Assigned task
Copy out each line below exactly as it appears.

[[ Input data open ]]

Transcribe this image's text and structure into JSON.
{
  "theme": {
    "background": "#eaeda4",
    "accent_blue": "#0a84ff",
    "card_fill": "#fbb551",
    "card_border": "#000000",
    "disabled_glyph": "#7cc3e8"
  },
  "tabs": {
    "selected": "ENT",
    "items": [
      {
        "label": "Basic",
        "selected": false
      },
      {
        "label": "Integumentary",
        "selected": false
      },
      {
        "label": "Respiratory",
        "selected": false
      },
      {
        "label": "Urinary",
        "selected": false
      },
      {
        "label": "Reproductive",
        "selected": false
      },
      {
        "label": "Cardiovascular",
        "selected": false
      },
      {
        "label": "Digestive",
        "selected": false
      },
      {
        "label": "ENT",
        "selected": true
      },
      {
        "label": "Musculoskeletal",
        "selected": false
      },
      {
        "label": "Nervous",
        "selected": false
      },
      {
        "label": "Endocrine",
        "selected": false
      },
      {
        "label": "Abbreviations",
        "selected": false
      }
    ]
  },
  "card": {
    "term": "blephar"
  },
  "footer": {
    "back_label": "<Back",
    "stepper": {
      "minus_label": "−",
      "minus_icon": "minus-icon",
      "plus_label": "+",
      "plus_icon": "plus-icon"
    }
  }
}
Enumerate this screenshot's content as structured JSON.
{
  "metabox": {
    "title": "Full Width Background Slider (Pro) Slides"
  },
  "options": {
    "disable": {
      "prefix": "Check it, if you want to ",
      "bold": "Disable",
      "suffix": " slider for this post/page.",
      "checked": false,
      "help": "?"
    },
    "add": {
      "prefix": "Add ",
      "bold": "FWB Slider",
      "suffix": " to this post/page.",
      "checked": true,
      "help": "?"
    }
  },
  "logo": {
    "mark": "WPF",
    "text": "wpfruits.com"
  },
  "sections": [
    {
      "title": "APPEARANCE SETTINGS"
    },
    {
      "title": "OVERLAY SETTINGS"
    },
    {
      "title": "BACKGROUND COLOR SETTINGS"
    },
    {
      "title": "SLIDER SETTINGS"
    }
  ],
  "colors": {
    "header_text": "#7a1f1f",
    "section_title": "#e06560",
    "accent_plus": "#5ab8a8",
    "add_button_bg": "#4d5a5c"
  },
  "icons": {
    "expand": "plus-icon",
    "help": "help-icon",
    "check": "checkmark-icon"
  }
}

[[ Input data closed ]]

Answer for the task
Transcribe this image's text and structure into JSON.
{
  "theme": {
    "background": "#eaeda4",
    "accent_blue": "#0a84ff",
    "card_fill": "#fbb551",
    "card_border": "#000000",
    "disabled_glyph": "#7cc3e8"
  },
  "tabs": {
    "selected": "ENT",
    "items": [
      {
        "label": "Basic",
        "selected": false
      },
      {
        "label": "Integumentary",
        "selected": false
      },
      {
        "label": "Respiratory",
        "selected": false
      },
      {
        "label": "Urinary",
        "selected": false
      },
      {
        "label": "Reproductive",
        "selected": false
      },
      {
        "label": "Cardiovascular",
        "selected": false
      },
      {
        "label": "Digestive",
        "selected": false
      },
      {
        "label": "ENT",
        "selected": true
      },
      {
        "label": "Musculoskeletal",
        "selected": false
      },
      {
        "label": "Nervous",
        "selected": false
      },
      {
        "label": "Endocrine",
        "selected": false
      },
      {
        "label": "Abbreviations",
        "selected": false
      }
    ]
  },
  "card": {
    "term": "blephar"
  },
  "footer": {
    "back_label": "<Back",
    "stepper": {
      "minus_label": "−",
      "minus_icon": "minus-icon",
      "plus_label": "+",
      "plus_icon": "plus-icon"
    }
  }
}
Enumerate this screenshot's content as structured JSON.
{
  "metabox": {
    "title": "Full Width Background Slider (Pro) Slides"
  },
  "options": {
    "disable": {
      "prefix": "Check it, if you want to ",
      "bold": "Disable",
      "suffix": " slider for this post/page.",
      "checked": false,
      "help": "?"
    },
    "add": {
      "prefix": "Add ",
      "bold": "FWB Slider",
      "suffix": " to this post/page.",
      "checked": true,
      "help": "?"
    }
  },
  "logo": {
    "mark": "WPF",
    "text": "wpfruits.com"
  },
  "sections": [
    {
      "title": "APPEARANCE SETTINGS"
    },
    {
      "title": "OVERLAY SETTINGS"
    },
    {
      "title": "BACKGROUND COLOR SETTINGS"
    },
    {
      "title": "SLIDER SETTINGS"
    }
  ],
  "colors": {
    "header_text": "#7a1f1f",
    "section_title": "#e06560",
    "accent_plus": "#5ab8a8",
    "add_button_bg": "#4d5a5c"
  },
  "icons": {
    "expand": "plus-icon",
    "help": "help-icon",
    "check": "checkmark-icon"
  }
}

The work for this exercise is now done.